When we were down at my in-laws place I was doing a bit of mending for them, and fixing up my brother-in-law's slippers with blanket stitch etc. so I was doing some rummaging around in my mother-in-law's sewing bits 'n bobs looking for thread and wool and so on. I came across this fabric wrapped up in yellow tissue paper, in with lots of other very scrappy bits of fabric like the bottoms of jeans she'd hemmed - the kind of thing I'm very tempted to keep too but which makes me roll my eyes when someone else actually does :P This, however, is different.
I wish she was well enough to tell me about it, but I think I know the story because it struck a chord with me. I'm 99% sure it's Liberty although I can't find the exact pattern anywhere; it looks like Liberty, it feels like Liberty, and it was clearly treasured like Liberty! I'd say she made a shirt out of it and couldn't bear to throw any of it out, there are tiny tiny scraps in the bundle! No-one else wanted it, so the jean and dress hems went out and this came home with me.

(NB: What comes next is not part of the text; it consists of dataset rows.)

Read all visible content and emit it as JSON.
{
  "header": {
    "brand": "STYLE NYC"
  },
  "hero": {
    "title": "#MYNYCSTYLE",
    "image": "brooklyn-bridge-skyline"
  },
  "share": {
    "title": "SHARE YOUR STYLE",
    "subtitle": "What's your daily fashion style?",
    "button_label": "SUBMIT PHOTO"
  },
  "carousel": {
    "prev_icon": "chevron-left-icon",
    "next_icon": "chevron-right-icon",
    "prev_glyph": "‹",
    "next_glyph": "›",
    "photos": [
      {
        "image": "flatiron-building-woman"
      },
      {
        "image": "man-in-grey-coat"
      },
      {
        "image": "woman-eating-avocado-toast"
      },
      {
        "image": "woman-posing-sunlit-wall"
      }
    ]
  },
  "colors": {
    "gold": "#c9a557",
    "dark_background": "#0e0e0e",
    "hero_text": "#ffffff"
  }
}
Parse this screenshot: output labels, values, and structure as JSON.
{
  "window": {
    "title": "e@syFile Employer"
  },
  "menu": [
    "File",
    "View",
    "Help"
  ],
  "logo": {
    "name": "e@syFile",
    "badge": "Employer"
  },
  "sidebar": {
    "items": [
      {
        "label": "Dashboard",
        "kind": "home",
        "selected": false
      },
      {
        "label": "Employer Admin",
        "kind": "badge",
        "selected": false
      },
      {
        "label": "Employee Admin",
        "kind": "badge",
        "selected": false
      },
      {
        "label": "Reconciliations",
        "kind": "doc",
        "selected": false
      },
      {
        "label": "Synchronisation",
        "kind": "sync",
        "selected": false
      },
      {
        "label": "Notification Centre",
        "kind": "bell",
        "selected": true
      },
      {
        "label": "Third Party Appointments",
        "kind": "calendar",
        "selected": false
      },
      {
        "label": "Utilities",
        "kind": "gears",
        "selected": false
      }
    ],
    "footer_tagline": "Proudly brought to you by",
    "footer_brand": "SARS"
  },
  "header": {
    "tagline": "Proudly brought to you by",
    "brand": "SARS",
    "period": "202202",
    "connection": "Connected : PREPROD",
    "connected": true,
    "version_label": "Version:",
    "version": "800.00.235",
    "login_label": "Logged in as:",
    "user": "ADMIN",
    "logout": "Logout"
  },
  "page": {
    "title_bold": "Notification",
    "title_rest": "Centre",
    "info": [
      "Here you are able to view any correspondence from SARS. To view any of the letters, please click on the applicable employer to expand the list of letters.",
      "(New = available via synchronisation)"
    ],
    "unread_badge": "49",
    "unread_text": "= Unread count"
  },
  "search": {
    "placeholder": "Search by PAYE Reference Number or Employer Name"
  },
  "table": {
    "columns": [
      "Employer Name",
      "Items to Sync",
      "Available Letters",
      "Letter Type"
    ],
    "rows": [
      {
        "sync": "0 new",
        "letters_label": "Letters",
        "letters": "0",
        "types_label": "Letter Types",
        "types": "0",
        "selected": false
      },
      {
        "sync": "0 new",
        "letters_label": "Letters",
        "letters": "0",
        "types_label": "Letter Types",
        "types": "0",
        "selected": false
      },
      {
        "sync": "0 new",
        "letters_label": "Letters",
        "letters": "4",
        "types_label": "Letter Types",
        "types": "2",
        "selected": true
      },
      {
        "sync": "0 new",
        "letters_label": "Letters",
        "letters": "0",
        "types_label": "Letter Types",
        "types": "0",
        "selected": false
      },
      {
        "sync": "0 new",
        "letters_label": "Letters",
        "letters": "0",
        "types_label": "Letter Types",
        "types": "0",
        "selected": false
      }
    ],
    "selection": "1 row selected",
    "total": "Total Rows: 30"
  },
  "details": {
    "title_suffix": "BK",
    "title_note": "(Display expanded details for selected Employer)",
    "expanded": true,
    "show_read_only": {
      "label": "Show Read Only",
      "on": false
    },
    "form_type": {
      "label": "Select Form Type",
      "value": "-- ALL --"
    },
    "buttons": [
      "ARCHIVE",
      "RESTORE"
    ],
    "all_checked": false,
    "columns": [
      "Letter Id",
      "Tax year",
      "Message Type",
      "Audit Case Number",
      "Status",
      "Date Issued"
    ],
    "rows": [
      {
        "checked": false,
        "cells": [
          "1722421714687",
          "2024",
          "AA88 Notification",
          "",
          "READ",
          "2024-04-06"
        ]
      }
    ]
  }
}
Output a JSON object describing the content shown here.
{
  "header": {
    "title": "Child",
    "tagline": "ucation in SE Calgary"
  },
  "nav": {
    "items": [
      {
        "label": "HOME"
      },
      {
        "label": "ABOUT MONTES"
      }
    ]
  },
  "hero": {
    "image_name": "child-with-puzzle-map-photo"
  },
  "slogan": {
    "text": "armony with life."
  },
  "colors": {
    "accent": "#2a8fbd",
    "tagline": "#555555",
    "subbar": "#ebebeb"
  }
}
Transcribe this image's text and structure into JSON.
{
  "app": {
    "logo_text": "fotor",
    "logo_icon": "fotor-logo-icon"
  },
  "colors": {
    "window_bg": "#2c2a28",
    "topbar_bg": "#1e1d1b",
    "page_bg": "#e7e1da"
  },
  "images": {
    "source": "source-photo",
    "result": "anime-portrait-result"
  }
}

It might seem a bit odd that I'm blogging about it, but when I opened up the tissue paper it was like there was a connection between us, over who knows how many years, because I knew exactly how she felt when she wrapped it all up carefully. I'm very fond of my mother-in-law and we get along well, but we're such very different people that we don't have a very deep and personal connection. Now that she's ill there's yet another barrier between us and I accept that it's likely to remain so for the forseeable future. So it's neat that a little bundle of fabric scraps showed me that, although our personalities are quite different, we do share some little quirks!
It's these little connections that make archaeology fun too. I remember on one historic dig in inner-city Sydney where we were excavating a row of terrace houses and we found a wee stash of marbles. They'd been carefully put inside a ventilation grate by the back steps and were a motley assortment of old and new, purpose made and appropriated from the old soda bottles that used them as seals. My co-worker and I just knew, in that moment, that a little boy had hidden them away and for some reason hadn't retrieved them and they'd lain there for maybe 80 years or so, even as the house was razed above them. I wonder if he ever thought about them or if he'd simply forgotten them and moved away? I felt the same when I picked up a Mousterian hand axe from a plowed field in Syria - 70,000 years ago a Neandertal made it, held it and lost it, and there it was in my hand having sat in the ground for all that time. It still sends a shiver down my spine.